Michael Lebowitz: Central Banks Created The Inflation Monster & Can’t Stop It Now?
The discussion centers around central bankers and in Lebowitz’s opinion the bond bull market is not over, The bankers have created exploding budget deficits and credit bubbles that will ensure a lot more inflation is on the way.
Margin Mania: Investor Borrowing for Speculation at All-Time High
Individual investors are a fickle lot, and they’re notoriously bad at market timing. When markets are at their most expensive, melting up day after day into nosebleed-territory (like now), they can’t invest fast enough. Confidence reigns and it seems like the party will never end. During crashes, when incredible bargains abound, they panic and sell everything.
Then there’s margin. The peak of overconfidence. Paying interest to borrow money to invest in the stock market. And margin borrowing
There may be no better representation of the moral hazard created by interventionist monetary policy than the chart below. Ever since the “Greenspan put” came into existence just after the 1987 crash investors have embraced risk taking like never before and today’s it’s reached a new extreme.
Margin reliably ramps at the very, very end of bubble bull markets. The dotcom crash, the 2008 crisis, and now…now whatever is about to trigger the coming crash. There is $600B in margin right now, the most ever, and when the market next crashes, so come the margin calls. Forced selling. Which triggers further margin calls. More forced selling. And so on and so on and so on.

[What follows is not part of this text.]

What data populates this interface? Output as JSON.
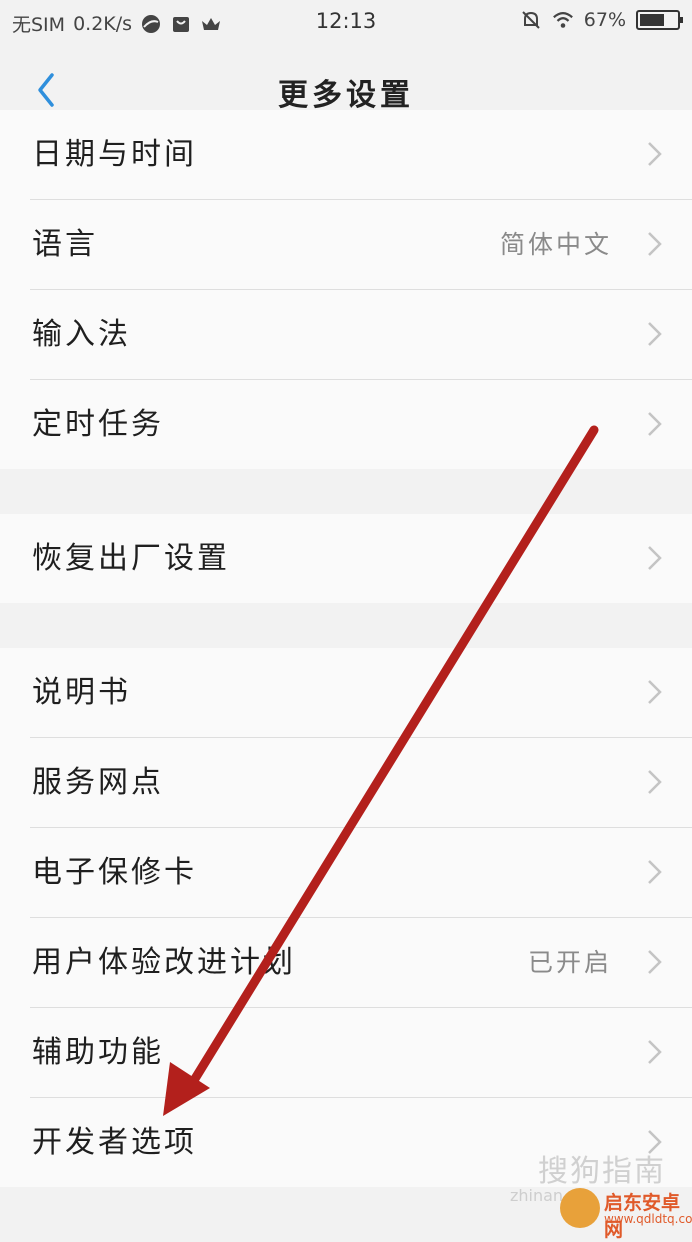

Even by the Fed’s bankrupt fantasy-world standards, this is a real eye-roller. We are reaching the point that any time the stock market falls, nearly at all, the Fed starts jabbering about the need to intervene and prop it up.
Forget about normalization, the Fed is terrified.
The Fed officially began Quantitative Tightening in October. To date, the Fed has shrunk its balance sheet by less than $40 billion. And already Fed officials are so spooked by stocks falling, that they’re promising more QE down the road… including an implicit purchasing of stocks.
To wit, on Friday, Boston Fed President Eric Rosengren stated the following:
“If LSAPs (read: QE used to buy debt instruments) are indeed not effective, then the Fed may need to take other measures”
Let’s be clear here… a major Fed official is implying the Fed should consider monetizing other assets, possibly even stocks… at a time when stocks are a mere 6% off ALL.TIME.HIGHS.
The last time Clive Maund called the top on the broader stock market rally, it immediately fell 10%. And now he’s doing it again.
This is a very timely point to remind ourselves that when the market broke down and plunged a few weeks ago, it did so from a parabolic blowoff top, or as we had defined it, a 4-arc Fan Ascent, which amounts to the same thing for practical purposes, a top that was accompanied by all oscillators and indicators being at record overbought extremes.
While this top may not look all that extreme compared to something like Bitcoin, we should keep in mind that the broad US stock market is infinitely greater in magnitude than something like Bitcoin, and therefore vast amounts of capital are required to create any kind of parabolic blowoff. Given that there was a long lead in to this parabolic blowoff it means that the stock market is done – finished – and the bell has been rung on a new bear market.
There is talk going around that the Fed “realized the error of its ways”, and would backtrack on QT (Quantitative Tightening) and resume QE and happy days would be here again. There’s only one problem with that argument, and it’s a big one, which is that if they try to resume that course in the face of gargantuan and fast-rising deficits, they will crash the dollar and send rates through the roof, causing the economy to implode anyway.
Going back to QE just won’t work and that means the jig is up on this bull market, which of course is what we would expect after a parabolic blowoff top.
The non-banks’ growth has been breathtaking. At the end of 2016, such unaffiliated mortgage companies accounted for more than 40 percent of new conventional mortgages (those eligible for sale to government-controlled guarantors Fannie Mae and Freddie Mac), twice the share they accounted for just eight years earlier. They’re also responsible for a decline in credit standards: The average FICO score at origination stood at 730 at the end of 2017, down from 750 five years earlier. For loans guaranteed by the Federal Housing Administration — an area where the non-banks’ share is greatest — the average FICO score has fallen to 680.